vertical axis wind turbine
South Carolina-based Firefly Power is one of 20 other social- or environmentally-inclined companies presenting at the i2i Awards program in conjunction with SXSW Eco in Austin through Friday, October 5, 2012. The company makes lightweight small wind turbines out of carbon-fiber blades in the vertical axis form. The residential unit is rated at 1.8 kW, weighs less than 60 pounds, cuts in at 10 mph winds, and is expected to sell for about $7,000, according to Firefly Power.
The small wind market is doing well these days with lots of new companies popping up all the time. Since 2007, Urban Green Energy, one of these newish companies, has been expanding and growing — their vertical axis wind turbine (VAWT) has been installed in 48 countries. One of their most recent installations was broadcast to the world last month on ABC’s Extreme Makeover: Home Edition (pictured).

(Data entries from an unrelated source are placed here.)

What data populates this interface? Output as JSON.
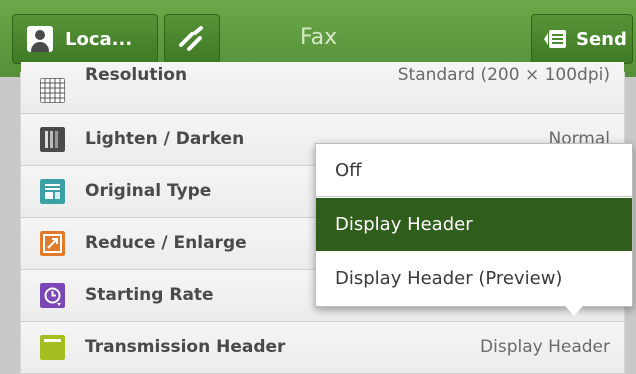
{
  "header": {
    "title": "Fax",
    "login_label": "Loca...",
    "send_label": "Send",
    "bar_color": "#5e9a3e"
  },
  "settings": [
    {
      "label": "Resolution",
      "value": "Standard (200 × 100dpi)",
      "icon": "resolution-icon"
    },
    {
      "label": "Lighten / Darken",
      "value": "Normal",
      "icon": "lighten-darken-icon"
    },
    {
      "label": "Original Type",
      "value": "",
      "icon": "original-type-icon"
    },
    {
      "label": "Reduce / Enlarge",
      "value": "",
      "icon": "reduce-enlarge-icon"
    },
    {
      "label": "Starting Rate",
      "value": "",
      "icon": "starting-rate-icon"
    },
    {
      "label": "Transmission Header",
      "value": "Display Header",
      "icon": "transmission-header-icon"
    }
  ],
  "dropdown": {
    "options": [
      "Off",
      "Display Header",
      "Display Header (Preview)"
    ],
    "selected": "Display Header",
    "selected_color": "#2f5e1c"
  }
}
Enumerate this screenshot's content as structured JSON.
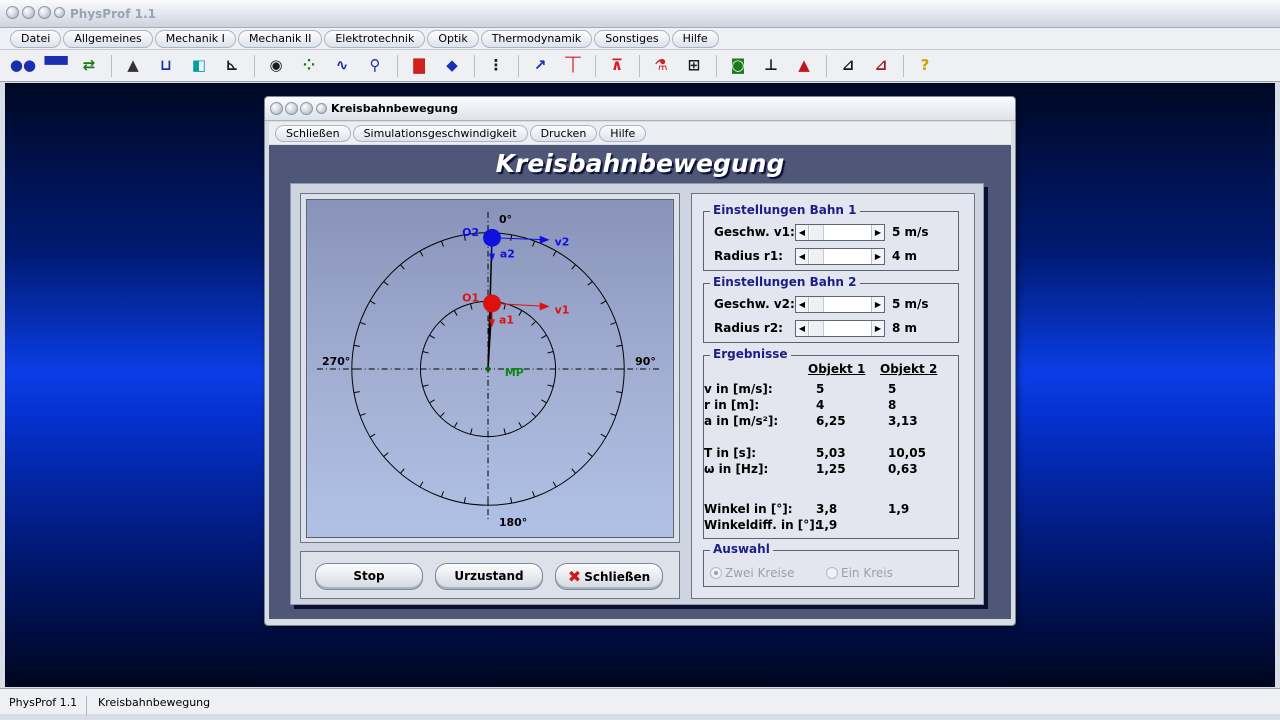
{
  "app": {
    "title": "PhysProf 1.1"
  },
  "menubar": [
    "Datei",
    "Allgemeines",
    "Mechanik I",
    "Mechanik II",
    "Elektrotechnik",
    "Optik",
    "Thermodynamik",
    "Sonstiges",
    "Hilfe"
  ],
  "toolbar": {
    "icons": [
      {
        "name": "collision-icon",
        "glyph": "●●",
        "color": "#1a2fb0"
      },
      {
        "name": "cart-icon",
        "glyph": "▀▀",
        "color": "#1a2fb0"
      },
      {
        "name": "exchange-icon",
        "glyph": "⇄",
        "color": "#1a7a1a"
      },
      {
        "name": "incline-icon",
        "glyph": "▲",
        "color": "#333333"
      },
      {
        "name": "container-icon",
        "glyph": "⊔",
        "color": "#1a2fb0"
      },
      {
        "name": "pulley-icon",
        "glyph": "◧",
        "color": "#00a0a0"
      },
      {
        "name": "graph-icon",
        "glyph": "⊾",
        "color": "#1a1a1a"
      },
      {
        "name": "eye-icon",
        "glyph": "◉",
        "color": "#1a1a1a"
      },
      {
        "name": "dots-icon",
        "glyph": "⁘",
        "color": "#1a7a1a"
      },
      {
        "name": "wave-icon",
        "glyph": "∿",
        "color": "#1a2fb0"
      },
      {
        "name": "orbit-icon",
        "glyph": "⚲",
        "color": "#1a2fb0"
      },
      {
        "name": "magnet-icon",
        "glyph": "▇",
        "color": "#d02020"
      },
      {
        "name": "diamond-icon",
        "glyph": "◆",
        "color": "#1a2fb0"
      },
      {
        "name": "resistor-icon",
        "glyph": "⋮",
        "color": "#1a1a1a"
      },
      {
        "name": "curve-icon",
        "glyph": "↗",
        "color": "#1a2fb0"
      },
      {
        "name": "circuit-icon",
        "glyph": "⏉",
        "color": "#d02020"
      },
      {
        "name": "coil-icon",
        "glyph": "⊼",
        "color": "#d02020"
      },
      {
        "name": "lab-icon",
        "glyph": "⚗",
        "color": "#d02020"
      },
      {
        "name": "network-icon",
        "glyph": "⊞",
        "color": "#1a1a1a"
      },
      {
        "name": "camera-icon",
        "glyph": "◙",
        "color": "#1a7a1a"
      },
      {
        "name": "piston-icon",
        "glyph": "⊥",
        "color": "#1a1a1a"
      },
      {
        "name": "spectrum-icon",
        "glyph": "▲",
        "color": "#c01818"
      },
      {
        "name": "decay-icon",
        "glyph": "⊿",
        "color": "#1a1a1a"
      },
      {
        "name": "histogram-icon",
        "glyph": "⊿",
        "color": "#a01818"
      },
      {
        "name": "help-icon",
        "glyph": "?",
        "color": "#c9a400"
      }
    ]
  },
  "dialog": {
    "title": "Kreisbahnbewegung",
    "menu": [
      "Schließen",
      "Simulationsgeschwindigkeit",
      "Drucken",
      "Hilfe"
    ],
    "heading": "Kreisbahnbewegung",
    "sim": {
      "angle_top": "0°",
      "angle_right": "90°",
      "angle_bottom": "180°",
      "angle_left": "270°",
      "center_label": "MP",
      "obj1": "O1",
      "obj2": "O2",
      "v1": "v1",
      "v2": "v2",
      "a1": "a1",
      "a2": "a2",
      "obj1_color": "#e01010",
      "obj2_color": "#1010e0",
      "center_color": "#0a8a0a"
    },
    "buttons": {
      "stop": "Stop",
      "reset": "Urzustand",
      "close": "Schließen"
    },
    "bahn1": {
      "title": "Einstellungen Bahn 1",
      "speed_label": "Geschw. v1:",
      "speed_value": "5 m/s",
      "radius_label": "Radius r1:",
      "radius_value": "4 m"
    },
    "bahn2": {
      "title": "Einstellungen Bahn 2",
      "speed_label": "Geschw. v2:",
      "speed_value": "5 m/s",
      "radius_label": "Radius r2:",
      "radius_value": "8 m"
    },
    "results": {
      "title": "Ergebnisse",
      "col1": "Objekt 1",
      "col2": "Objekt 2",
      "rows": [
        {
          "label": "v in [m/s]:",
          "o1": "5",
          "o2": "5"
        },
        {
          "label": "r in [m]:",
          "o1": "4",
          "o2": "8"
        },
        {
          "label": "a in [m/s²]:",
          "o1": "6,25",
          "o2": "3,13"
        },
        {
          "label": "T in [s]:",
          "o1": "5,03",
          "o2": "10,05"
        },
        {
          "label": "ω  in [Hz]:",
          "o1": "1,25",
          "o2": "0,63"
        },
        {
          "label": "Winkel in [°]:",
          "o1": "3,8",
          "o2": "1,9"
        },
        {
          "label": "Winkeldiff. in [°]:",
          "o1": "1,9",
          "o2": ""
        }
      ]
    },
    "auswahl": {
      "title": "Auswahl",
      "option1": "Zwei Kreise",
      "option2": "Ein Kreis"
    }
  },
  "status": {
    "app": "PhysProf 1.1",
    "module": "Kreisbahnbewegung"
  }
}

A mixed-use project in Chicago has been getting a lot of attention for its green elements. Most noticeable, perhaps, is the beveled corner that holds 12 vertical-axis wind turbines (VAWT) by Helix Wind. The turbines are stacked in two columns on the building’s southwest corner and were included in the HOK designed-facade to cover all exterior lighting costs.
This is the Helenowski Residence, a gut-rehab in Chicago that achieved the highest LEED for Homes point total ever with 119 points, according to LEED for Homes provider Alliance for Environmental Sustainability. The 3,300 square-foot renovation achieved an impressive HERS rating of 13 and is net-zero energy with the help of rooftop solar power and a vertical axis wind turbine.
Urban Green Energy just announced the launch of “eddy,” a new small wind vertical axis wind turbine for home or office applications. The sleek wind turbine, according to the company, is “whisper quiet,” starts turning in 8 mile per hour winds, and has a maximum safe wind speed of more than 120 miles per hour.
Adobe’s installation of 20 small wind turbines on the sixth floor of their headquarters building made big news recently. But this is even bigger. Quinnipiac University in Connecticut is putting the finishing touches on a micro wind turbine cluster on its new green campus in York Hill. The “wind garden” is made with 25 vertical-axis turbines from Mariah Power and estimated to generate about 32,626 kWh annually.